Waiting times for an external consultation oscillate between 25 and 69 days – according to the Federation of Associations in Defence of Public Health with data for 2015.

The divergence in waiting times comes as a result of the cuts and has become ‘a serious problem for public health’ noted the federation using health ministry data from the minister Dolors Montserrat

These averages ‘are very different’ according to each region, data gathered only among the autonomous regions which makes national comparisons almost impossible and accessing national data leaves much to be desired’ given on occasions ‘they are not offered to the public’

The document also laments the ‘manipulation and massaging of data’ using different accounting techniques, for example ‘when a patient has been waiting a very long time it is reclassified from ‘transitory’ to ‘not-programmed’ and then later returned to ‘transitory’ when the day count returns to zero’

16 Spanish autonomous regions have their own health service and such divergence upsets the patients who ‘are increasingly concerned about the public health system’ and consequently with the effects on social and economic factors, late diagnosis, inequality in accessing these services and overworked medical staff.

‘The continued lack of control is a symptom of the deterioration of our public health service’ noted the federation noting any waiting list reveals a shortage of services.
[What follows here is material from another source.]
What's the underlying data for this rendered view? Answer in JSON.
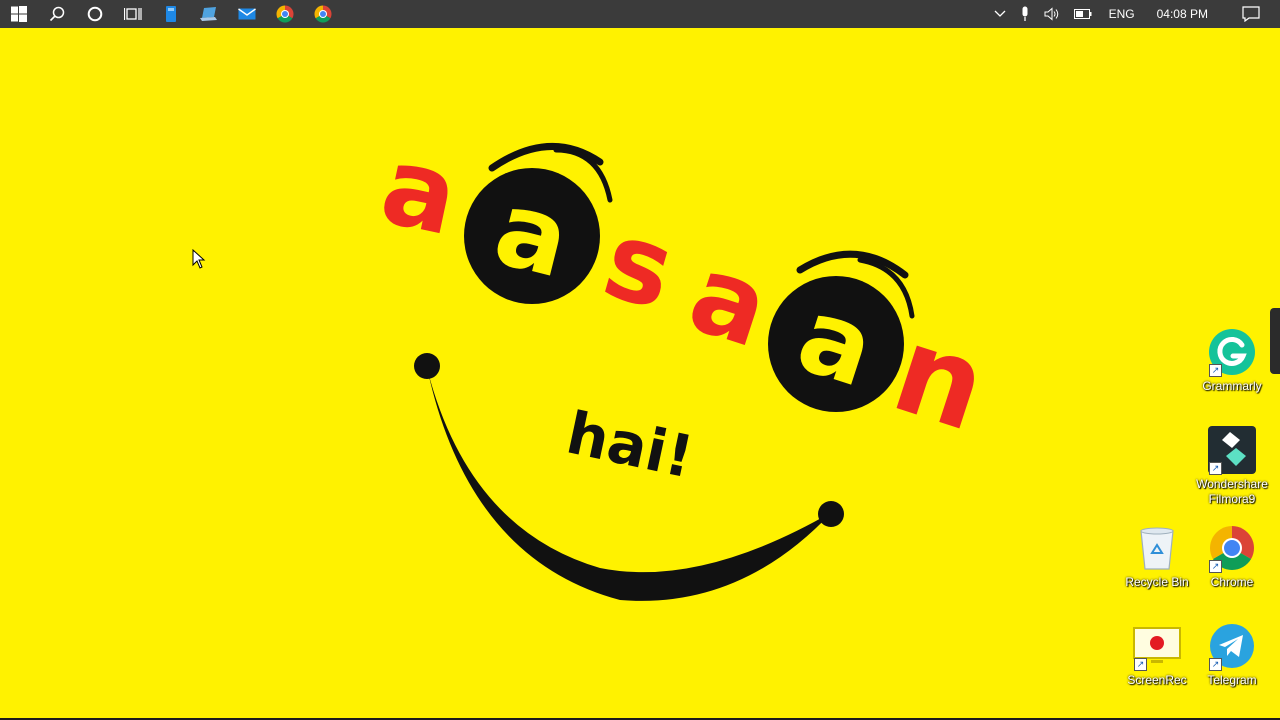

To correct these imbalances the organisation demands starting from scratch with a basic analysis to establish first priorities and to then assign the corresponding health services, with the full collaboration of patients and citizens and implicated the Government’s management.

A strategic plan to guarantee equality and rationality in waiting lists, establishing priorities and compromises to prioritise surgical interventions and to ensure palliative care when needed, and to ensure that each and every region offer simultaneous health coverage.

This can be done by quantifying the numbers of beds, surgeons, diagnostic measures on demand, opening operating theatres in the afternoon and to develop mobile surgery units and better coordination between First Aid and specialist services to coordinate waiting times.

Not forgetting the work and professionalism of all the health workers and noting however they deserve more rewards and incentives to reach higher objectives and to ensure the Spanish public health services are fully equipped to face the challenges of an ever older generation.